◆ **Task material**:

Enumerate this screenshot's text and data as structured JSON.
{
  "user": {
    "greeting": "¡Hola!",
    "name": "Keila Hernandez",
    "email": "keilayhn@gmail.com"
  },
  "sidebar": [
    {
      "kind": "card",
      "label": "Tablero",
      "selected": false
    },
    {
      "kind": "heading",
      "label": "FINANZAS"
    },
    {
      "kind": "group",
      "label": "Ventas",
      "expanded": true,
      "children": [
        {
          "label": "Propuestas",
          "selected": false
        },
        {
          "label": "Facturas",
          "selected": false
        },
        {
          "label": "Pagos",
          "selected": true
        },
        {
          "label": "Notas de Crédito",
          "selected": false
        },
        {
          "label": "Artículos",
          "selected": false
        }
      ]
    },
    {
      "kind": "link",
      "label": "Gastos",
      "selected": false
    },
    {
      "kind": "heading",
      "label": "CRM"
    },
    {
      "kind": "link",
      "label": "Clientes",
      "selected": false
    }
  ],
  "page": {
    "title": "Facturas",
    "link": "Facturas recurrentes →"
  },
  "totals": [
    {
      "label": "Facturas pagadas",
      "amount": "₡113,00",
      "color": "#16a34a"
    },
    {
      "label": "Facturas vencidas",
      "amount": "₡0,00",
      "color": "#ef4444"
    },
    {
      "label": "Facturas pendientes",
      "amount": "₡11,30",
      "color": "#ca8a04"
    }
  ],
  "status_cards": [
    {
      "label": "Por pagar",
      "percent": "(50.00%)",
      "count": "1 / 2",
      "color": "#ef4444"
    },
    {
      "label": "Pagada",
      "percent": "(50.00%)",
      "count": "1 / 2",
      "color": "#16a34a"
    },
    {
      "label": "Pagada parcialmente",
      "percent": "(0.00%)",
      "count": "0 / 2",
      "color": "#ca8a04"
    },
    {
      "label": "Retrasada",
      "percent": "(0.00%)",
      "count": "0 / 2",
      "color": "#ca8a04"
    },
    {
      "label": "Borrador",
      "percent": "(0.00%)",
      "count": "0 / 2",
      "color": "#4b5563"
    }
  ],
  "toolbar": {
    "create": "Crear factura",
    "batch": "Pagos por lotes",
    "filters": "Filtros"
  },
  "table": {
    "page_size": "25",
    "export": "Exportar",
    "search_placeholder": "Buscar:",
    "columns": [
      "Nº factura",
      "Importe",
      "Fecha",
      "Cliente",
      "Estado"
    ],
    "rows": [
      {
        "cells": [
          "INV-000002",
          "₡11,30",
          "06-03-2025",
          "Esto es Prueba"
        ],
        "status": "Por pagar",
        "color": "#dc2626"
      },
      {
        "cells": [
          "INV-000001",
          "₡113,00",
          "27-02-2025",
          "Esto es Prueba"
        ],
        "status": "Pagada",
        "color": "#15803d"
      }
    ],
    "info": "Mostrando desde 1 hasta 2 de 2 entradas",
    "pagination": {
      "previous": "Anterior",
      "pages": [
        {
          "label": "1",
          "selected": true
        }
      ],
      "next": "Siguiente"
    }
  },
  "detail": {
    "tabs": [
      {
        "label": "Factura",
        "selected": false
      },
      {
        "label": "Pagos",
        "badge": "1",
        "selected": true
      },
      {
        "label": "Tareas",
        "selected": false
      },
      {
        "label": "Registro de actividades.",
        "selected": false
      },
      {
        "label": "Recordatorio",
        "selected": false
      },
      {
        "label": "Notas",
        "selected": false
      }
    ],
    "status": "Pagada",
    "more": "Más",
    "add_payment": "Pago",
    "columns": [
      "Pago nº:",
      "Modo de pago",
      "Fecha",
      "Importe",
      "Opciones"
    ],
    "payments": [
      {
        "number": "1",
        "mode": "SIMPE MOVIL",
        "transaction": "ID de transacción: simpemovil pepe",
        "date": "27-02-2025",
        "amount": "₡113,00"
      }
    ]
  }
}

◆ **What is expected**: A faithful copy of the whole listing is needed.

◆ **Written reply**:
Enumerate this screenshot's text and data as structured JSON.
{
  "user": {
    "greeting": "¡Hola!",
    "name": "Keila Hernandez",
    "email": "keilayhn@gmail.com"
  },
  "sidebar": [
    {
      "kind": "card",
      "label": "Tablero",
      "selected": false
    },
    {
      "kind": "heading",
      "label": "FINANZAS"
    },
    {
      "kind": "group",
      "label": "Ventas",
      "expanded": true,
      "children": [
        {
          "label": "Propuestas",
          "selected": false
        },
        {
          "label": "Facturas",
          "selected": false
        },
        {
          "label": "Pagos",
          "selected": true
        },
        {
          "label": "Notas de Crédito",
          "selected": false
        },
        {
          "label": "Artículos",
          "selected": false
        }
      ]
    },
    {
      "kind": "link",
      "label": "Gastos",
      "selected": false
    },
    {
      "kind": "heading",
      "label": "CRM"
    },
    {
      "kind": "link",
      "label": "Clientes",
      "selected": false
    }
  ],
  "page": {
    "title": "Facturas",
    "link": "Facturas recurrentes →"
  },
  "totals": [
    {
      "label": "Facturas pagadas",
      "amount": "₡113,00",
      "color": "#16a34a"
    },
    {
      "label": "Facturas vencidas",
      "amount": "₡0,00",
      "color": "#ef4444"
    },
    {
      "label": "Facturas pendientes",
      "amount": "₡11,30",
      "color": "#ca8a04"
    }
  ],
  "status_cards": [
    {
      "label": "Por pagar",
      "percent": "(50.00%)",
      "count": "1 / 2",
      "color": "#ef4444"
    },
    {
      "label": "Pagada",
      "percent": "(50.00%)",
      "count": "1 / 2",
      "color": "#16a34a"
    },
    {
      "label": "Pagada parcialmente",
      "percent": "(0.00%)",
      "count": "0 / 2",
      "color": "#ca8a04"
    },
    {
      "label": "Retrasada",
      "percent": "(0.00%)",
      "count": "0 / 2",
      "color": "#ca8a04"
    },
    {
      "label": "Borrador",
      "percent": "(0.00%)",
      "count": "0 / 2",
      "color": "#4b5563"
    }
  ],
  "toolbar": {
    "create": "Crear factura",
    "batch": "Pagos por lotes",
    "filters": "Filtros"
  },
  "table": {
    "page_size": "25",
    "export": "Exportar",
    "search_placeholder": "Buscar:",
    "columns": [
      "Nº factura",
      "Importe",
      "Fecha",
      "Cliente",
      "Estado"
    ],
    "rows": [
      {
        "cells": [
          "INV-000002",
          "₡11,30",
          "06-03-2025",
          "Esto es Prueba"
        ],
        "status": "Por pagar",
        "color": "#dc2626"
      },
      {
        "cells": [
          "INV-000001",
          "₡113,00",
          "27-02-2025",
          "Esto es Prueba"
        ],
        "status": "Pagada",
        "color": "#15803d"
      }
    ],
    "info": "Mostrando desde 1 hasta 2 de 2 entradas",
    "pagination": {
      "previous": "Anterior",
      "pages": [
        {
          "label": "1",
          "selected": true
        }
      ],
      "next": "Siguiente"
    }
  },
  "detail": {
    "tabs": [
      {
        "label": "Factura",
        "selected": false
      },
      {
        "label": "Pagos",
        "badge": "1",
        "selected": true
      },
      {
        "label": "Tareas",
        "selected": false
      },
      {
        "label": "Registro de actividades.",
        "selected": false
      },
      {
        "label": "Recordatorio",
        "selected": false
      },
      {
        "label": "Notas",
        "selected": false
      }
    ],
    "status": "Pagada",
    "more": "Más",
    "add_payment": "Pago",
    "columns": [
      "Pago nº:",
      "Modo de pago",
      "Fecha",
      "Importe",
      "Opciones"
    ],
    "payments": [
      {
        "number": "1",
        "mode": "SIMPE MOVIL",
        "transaction": "ID de transacción: simpemovil pepe",
        "date": "27-02-2025",
        "amount": "₡113,00"
      }
    ]
  }
}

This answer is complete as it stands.